▶ [To do]
Lines with the word "icon" in them must be copied from the records below.

[Page and application data records]
☆ ☆ ☆ ☆

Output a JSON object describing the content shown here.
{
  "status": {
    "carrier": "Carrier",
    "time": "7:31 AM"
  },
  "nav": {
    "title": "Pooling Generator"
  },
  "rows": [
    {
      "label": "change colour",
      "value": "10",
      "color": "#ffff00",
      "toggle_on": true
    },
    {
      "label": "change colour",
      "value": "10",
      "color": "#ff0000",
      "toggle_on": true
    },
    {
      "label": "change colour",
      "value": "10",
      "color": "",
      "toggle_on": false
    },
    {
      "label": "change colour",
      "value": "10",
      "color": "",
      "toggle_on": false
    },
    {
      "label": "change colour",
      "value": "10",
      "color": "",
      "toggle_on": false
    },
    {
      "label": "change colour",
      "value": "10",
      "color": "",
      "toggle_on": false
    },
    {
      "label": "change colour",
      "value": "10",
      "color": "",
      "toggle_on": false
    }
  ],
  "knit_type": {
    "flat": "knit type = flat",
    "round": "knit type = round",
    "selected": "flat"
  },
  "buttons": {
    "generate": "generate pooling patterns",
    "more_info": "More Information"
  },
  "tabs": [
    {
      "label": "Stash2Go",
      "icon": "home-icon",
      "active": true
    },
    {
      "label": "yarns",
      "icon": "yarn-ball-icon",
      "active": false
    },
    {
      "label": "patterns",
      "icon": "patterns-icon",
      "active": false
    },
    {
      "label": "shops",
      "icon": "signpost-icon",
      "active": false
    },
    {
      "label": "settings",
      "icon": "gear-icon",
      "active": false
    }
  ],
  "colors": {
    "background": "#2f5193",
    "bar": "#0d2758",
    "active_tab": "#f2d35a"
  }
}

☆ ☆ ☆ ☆

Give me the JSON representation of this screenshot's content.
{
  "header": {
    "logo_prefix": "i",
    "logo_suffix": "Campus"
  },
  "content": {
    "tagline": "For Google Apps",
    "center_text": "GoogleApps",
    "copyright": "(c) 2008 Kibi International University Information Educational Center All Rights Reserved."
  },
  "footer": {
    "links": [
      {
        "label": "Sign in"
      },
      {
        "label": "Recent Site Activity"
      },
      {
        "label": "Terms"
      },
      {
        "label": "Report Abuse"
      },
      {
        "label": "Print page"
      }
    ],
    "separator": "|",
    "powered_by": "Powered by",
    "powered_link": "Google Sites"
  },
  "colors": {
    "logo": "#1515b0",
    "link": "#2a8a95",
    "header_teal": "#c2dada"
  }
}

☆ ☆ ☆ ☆

▶ [Exercise answer]
      "icon": "home-icon",
      "icon": "yarn-ball-icon",
      "icon": "patterns-icon",
      "icon": "signpost-icon",
      "icon": "gear-icon",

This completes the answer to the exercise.